The CRA was enacted in 1977 to encourage insured depository institutions to help meet the credit needs in their local communities, including low- and moderate-income neighborhoods. It was created as a reaction to the practice of redlining, where banks avoided making loans to low-income neighborhoods.
The affordable housing industry has an interest in these regulations because affordable housing and community development plays a role in whether financial institutions meet their CRA requirements. Although the CRA doesn’t specifically mention the LIHTC program, the program benefits from its ties to CRA credit. An estimated 85 percent of LIHTC investment is made by CRA-intentioned banks.
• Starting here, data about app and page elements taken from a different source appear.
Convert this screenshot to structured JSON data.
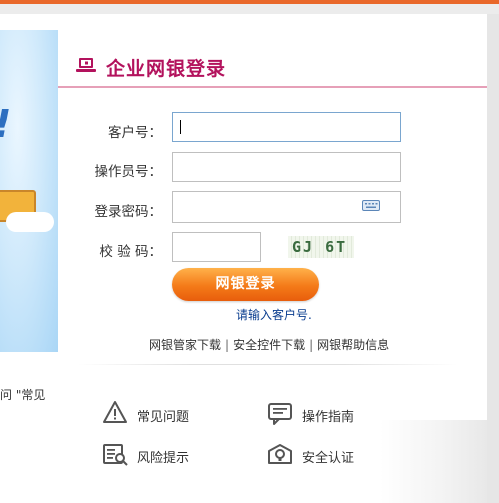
{
  "header": {
    "title": "企业网银登录",
    "accent_color": "#b3125d"
  },
  "form": {
    "customer_no": {
      "label": "客户号：",
      "value": ""
    },
    "operator_no": {
      "label": "操作员号：",
      "value": ""
    },
    "password": {
      "label": "登录密码：",
      "value": ""
    },
    "captcha": {
      "label": "校 验 码：",
      "value": "",
      "image_text": "GJ 6T"
    }
  },
  "login_button": {
    "label": "网银登录"
  },
  "hint": "请输入客户号.",
  "links": [
    "网银管家下载",
    "安全控件下载",
    "网银帮助信息"
  ],
  "help": [
    {
      "label": "常见问题",
      "icon": "warning-icon"
    },
    {
      "label": "操作指南",
      "icon": "chat-icon"
    },
    {
      "label": "风险提示",
      "icon": "book-icon"
    },
    {
      "label": "安全认证",
      "icon": "bulb-icon"
    }
  ],
  "left_footer_text": "问 \"常见"
}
The previous rule would have taken effect in 2023 or 2024, depending on the size of the institution. The CRA regulations had evaluated banks in different ways, based on their level of assets. The regulations implemented under the Trump administration created a performance standard that banks would be evaluated on both the number of CRA-eligible loans and investments and the total amount of loans and investments to communities. At the time, affordable housing advocates pointed out that emphasizing the dollar amount could result in deemphasizing LIHTC equity investment as compared to lending, because it’s much easier for banks to make loans, especially in high-cost areas, than it is to underwrite equity investments.
The OCC's decision to rescind the CRA rule follows the completion of a review initiated by Acting Comptroller of the Currency Michael Hsu shortly after he took office. The OCC also announced that it will work with the Federal Reserve Board and the Federal Deposit Insurance Corporation (FDIC) to put forward a joint rulemaking that strengthens and modernizes the CRA.
“To ensure fairness in the face of persistent and rising inequality and changes in banking, the CRA must be strengthened and modernized,” said Hsu. "The disproportionate impacts of the pandemic on low- and moderate-income communities, the comments provided on the Board's Advanced Notice of Proposed Rulemaking, and our experience with implementation of the 2020 rule have highlighted the criticality of strengthening the CRA jointly with the Board and FDIC. While the OCC deserves credit for taking action to modernize the CRA through adoption of the 2020 rule, upon review I believe it was a false start. This is why we will propose rescinding it and facilitating an orderly transition to a new rule. I look forward to working with the other agencies to develop a joint Notice of Proposed Rulemaking and building on the ANPR proposed by the Board in September 2020.”